"Last Chance to See"
An extract from Last Chance to See....
Writing two months after this class ended...
Certainly the most memorable event that took place, for me, during the course of this past semester, was Paul's lecture on "endlessness"--his urging us to find immortality in the persistence of thought ("I will not die"). I thought of that lecture again this morning, when I came across an article by Ursula Heise, called "Lost Dogs, Last Birds, and Listed Species: Cultures of Extinction," Configurations 18 (2010): 49-72, which looks at the elegaic, tragic story templates conventionally used to give accounts of the decline of particular species--and then explores an alternative, comedic narrative template that approaches extinction in the context of evolution, contingency, and experiment.
i think the deepest-and-broadest story Paul ever told -- and he told it repeatedly -- was about the possibility of always telling "a different story." I think that's one of his tales that I, too, have taken deeply to heart, and tried to apply during dark times ("there's got to be another way to tell this story").
Amazingly, Heise's essay does this w/ environmentalist discourse, which, she argues,
"has found it difficult to envision biodiversity loss outside the genre registers of elegy and tragedy, in terms that would enable the imagination not so much of the end of nature as its future. It may be interesting to remember, in this context, that one of the first critical works to engage questions of ecology and literary form, Joseph Meeker's The Comedy of Survival (1974), argues that tragedy, with its focus on the irreversible fall of a human being, has an inherently anthropocentric bias, whereas comedy, with its emphasis on regeneration, the passage from one generation to the next, and more generally on playful behavior that Meeker considers part of human's evolutionary heritage, relies on a more ecological architecture: 'Comedy is a celebration, a ritual renewal of biological welfare....Literary comedy depends on the loss of equilibrium and its recovery. Wherever the normal processes of life are obstructed unnecessarily, the comic way seeks to return to normal'....Meeker's claim...raises the question whether a comic narrative about species extinction might be possible.
Models of such an alternative mode of storytelling are not easy to come by, but at least one book on extinction manages to convey its conservationist substance in a comic rather than an elegiac mode: Douglas Adams and Mark Carwardine's Last Chance to See (1990), a collaboration between the author of the science-fiction comedy The Hitchhiker's Guide to the Galaxy and a zoologist....Seen through [Adams'] eyes, much of the human world is unpredictable, hard to understand, even harder to control, and completely irrational.
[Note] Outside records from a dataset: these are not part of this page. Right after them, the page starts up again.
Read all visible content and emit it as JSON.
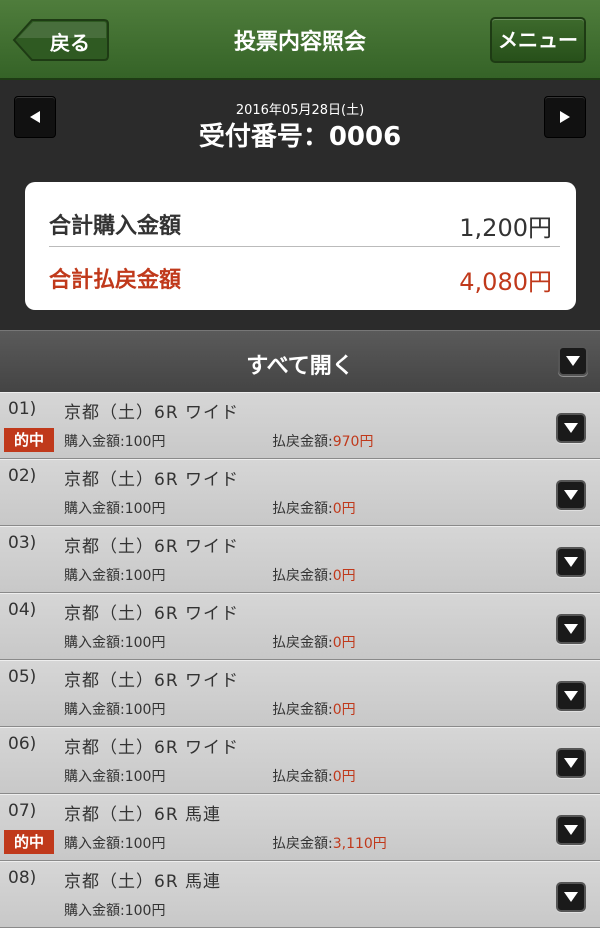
{
  "header": {
    "back_label": "戻る",
    "title": "投票内容照会",
    "menu_label": "メニュー"
  },
  "receipt": {
    "date": "2016年05月28日(土)",
    "number": "受付番号：0006"
  },
  "summary": {
    "purchase_label": "合計購入金額",
    "purchase_value": "1,200円",
    "payout_label": "合計払戻金額",
    "payout_value": "4,080円"
  },
  "open_all_label": "すべて開く",
  "hit_badge": "的中",
  "buy_prefix": "購入金額:",
  "pay_prefix": "払戻金額:",
  "colors": {
    "header_green": "#3f6d2f",
    "accent_red": "#c0391b"
  },
  "bets": [
    {
      "num": "01)",
      "race": "京都（土）6R ワイド",
      "hit": true,
      "buy": "100円",
      "pay": "970円"
    },
    {
      "num": "02)",
      "race": "京都（土）6R ワイド",
      "hit": false,
      "buy": "100円",
      "pay": "0円"
    },
    {
      "num": "03)",
      "race": "京都（土）6R ワイド",
      "hit": false,
      "buy": "100円",
      "pay": "0円"
    },
    {
      "num": "04)",
      "race": "京都（土）6R ワイド",
      "hit": false,
      "buy": "100円",
      "pay": "0円"
    },
    {
      "num": "05)",
      "race": "京都（土）6R ワイド",
      "hit": false,
      "buy": "100円",
      "pay": "0円"
    },
    {
      "num": "06)",
      "race": "京都（土）6R ワイド",
      "hit": false,
      "buy": "100円",
      "pay": "0円"
    },
    {
      "num": "07)",
      "race": "京都（土）6R 馬連",
      "hit": true,
      "buy": "100円",
      "pay": "3,110円"
    },
    {
      "num": "08)",
      "race": "京都（土）6R 馬連",
      "hit": false,
      "buy": "100円",
      "pay": ""
    }
  ]
}
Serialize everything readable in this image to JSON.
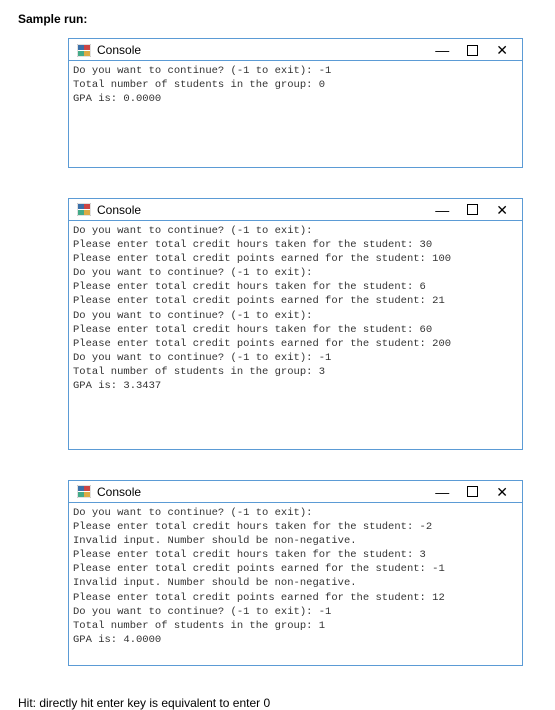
{
  "heading": "Sample run:",
  "window_title": "Console",
  "controls": {
    "minimize": "—",
    "close": "✕"
  },
  "consoles": [
    {
      "lines": [
        "Do you want to continue? (-1 to exit): -1",
        "Total number of students in the group: 0",
        "GPA is: 0.0000"
      ]
    },
    {
      "lines": [
        "Do you want to continue? (-1 to exit):",
        "Please enter total credit hours taken for the student: 30",
        "Please enter total credit points earned for the student: 100",
        "Do you want to continue? (-1 to exit):",
        "Please enter total credit hours taken for the student: 6",
        "Please enter total credit points earned for the student: 21",
        "Do you want to continue? (-1 to exit):",
        "Please enter total credit hours taken for the student: 60",
        "Please enter total credit points earned for the student: 200",
        "Do you want to continue? (-1 to exit): -1",
        "Total number of students in the group: 3",
        "GPA is: 3.3437"
      ]
    },
    {
      "lines": [
        "Do you want to continue? (-1 to exit):",
        "Please enter total credit hours taken for the student: -2",
        "Invalid input. Number should be non-negative.",
        "Please enter total credit hours taken for the student: 3",
        "Please enter total credit points earned for the student: -1",
        "Invalid input. Number should be non-negative.",
        "Please enter total credit points earned for the student: 12",
        "Do you want to continue? (-1 to exit): -1",
        "Total number of students in the group: 1",
        "GPA is: 4.0000"
      ]
    }
  ],
  "hint": "Hit: directly hit enter key is equivalent to enter 0"
}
So is the natural world, which presents itself to him as persistently surprising, bizarre, dangerous, beautiful, different, and difficult to account for in rational terms....Adams wonders how certain species ever managed to survive....and foregrounds the spectacular lack of adaptation in human and nonhuman behavior alike.
It is precisely this inefficient, irrational unadaptedness of the natural world that makes it attractive and worth preserving for the narrator--the sheer unlikelihood of it ever having made it to the present day in the first place....the conservationist message in Last Chance to See ultimately relies...on an essentially comic awareness of the utterly contingent events, habits and bodies it took to produce both humans and nonhumans in their present forms.....Last Chance to See implies a view of nature and culture as parallel and intersecting histories of experiments that continually succeed and fail...the failure of one experiment also becomes the point of a departure for new ones...the imperative to conserve biodiversity ...derives from a human commitment to value biological otherness. In this way Last Chance to See points to an understanding of extinction not only as narrative endpoint, but as the possibility of new beginnings--not the end of nature so much as its continually changing futures."
Or, speaking generically--in terms of genre--as Carol Burnett said, "comedy is tragedy, plus time."